Social landlords in Scotland were amongst the first on to the frontline in local communities, supporting their tenants and residents through the challenges of the COVID-19 pandemic. This support includes responses that are well beyond core landlord activities, but are essential to the wellbeing of individuals, households and communities. Landlords have put in place new services or expanded existing services to tackle loneliness and digital exclusion and to ensure people have access to basic supplies.
All of this is happening in the context of landlords having to manage the effects of the pandemic on their businesses: rising arrears, significant backlogs in responsive and planned maintenance, empty homes, and in a range of other services. And, of course, we have seen a significant rise in the number of people in temporary accommodation over the period of the pandemic. These are critical and urgent issues that landlords will have to tackle in the immediate recovery from the pandemic, and they are likely to consume attention and resources in the short to medium term.

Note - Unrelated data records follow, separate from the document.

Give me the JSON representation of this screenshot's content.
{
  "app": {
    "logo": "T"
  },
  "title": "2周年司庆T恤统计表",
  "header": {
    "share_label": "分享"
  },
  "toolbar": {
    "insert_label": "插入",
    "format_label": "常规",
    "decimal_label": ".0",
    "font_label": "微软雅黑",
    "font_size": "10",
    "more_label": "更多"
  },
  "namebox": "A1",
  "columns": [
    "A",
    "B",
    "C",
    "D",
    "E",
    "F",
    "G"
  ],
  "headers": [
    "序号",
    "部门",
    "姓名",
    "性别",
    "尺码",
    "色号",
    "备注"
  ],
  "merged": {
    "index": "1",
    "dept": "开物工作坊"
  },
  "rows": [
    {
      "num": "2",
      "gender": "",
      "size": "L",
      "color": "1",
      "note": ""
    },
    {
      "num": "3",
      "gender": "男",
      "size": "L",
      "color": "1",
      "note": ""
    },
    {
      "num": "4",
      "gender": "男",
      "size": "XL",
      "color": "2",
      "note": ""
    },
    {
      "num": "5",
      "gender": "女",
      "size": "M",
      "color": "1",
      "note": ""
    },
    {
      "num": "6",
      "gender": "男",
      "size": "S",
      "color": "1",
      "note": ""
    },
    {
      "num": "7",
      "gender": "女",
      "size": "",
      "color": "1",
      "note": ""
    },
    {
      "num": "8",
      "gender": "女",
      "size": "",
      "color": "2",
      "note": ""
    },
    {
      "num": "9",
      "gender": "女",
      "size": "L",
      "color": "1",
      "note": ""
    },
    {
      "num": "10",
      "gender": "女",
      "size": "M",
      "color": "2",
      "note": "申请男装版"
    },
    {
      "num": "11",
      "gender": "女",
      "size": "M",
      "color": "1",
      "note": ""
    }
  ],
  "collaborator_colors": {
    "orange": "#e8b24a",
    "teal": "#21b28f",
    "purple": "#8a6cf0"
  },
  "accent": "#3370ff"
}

But we know that landlords are now looking further ahead, and many are asking: what now? Whether it’s under the heading of “build back better” or the “next normal”, people are looking back at the last year and are asking what it means for what and how we deliver in social housing into the future.
Clearly providing warm, dry, safe, secure and affordable homes in places people want to live will remain the central purpose of social landlords. But what does the last year mean for the types of services that landlords will want to offer? Is there now an appetite, and a need, for the continuation of some of the welfare and wellbeing services that landlords introduced or extended in response to the pandemic? Has there been a significant shift or recalibration in customer expectations? What do people want from their home and what do they want their landlords to do for them?
There will be pressures and demands on social landlords as we move out of the pandemic. We are still to see the full extent of the economic fallout from the pandemic and how that will impact on tenants and landlords. There are huge agendas for change around inequality, climate change and sustainability, and digital connectivity to name a few. There are heightened risks for landlords from the impact of Brexit on supply chains and market disruptions that exacerbate the challenges from the pandemic. Effective cyber security will be evermore critical in an increasingly complex digital world.
Testing, building and protecting the resilience of our people, our organisations and our communities is likely to become central to what we all do.
There is no pre-existing blueprint or road map for what comes next. And the absence of a plan provides the social housing sector with an opportunity to shape the future. Much of the social housing sector was born out of the necessity for people and communities to take action themselves to drive change and build a better future. So, there’s a track record there. And this does feel like a moment when that type of leadership will be much needed.
And it strikes me that, now more than ever, it will be so important to have a meaningful dialogue with tenants, residents and communities around what’s important to them and what they want and need from their landlord.
First published in Inside Housing on 9 February 2021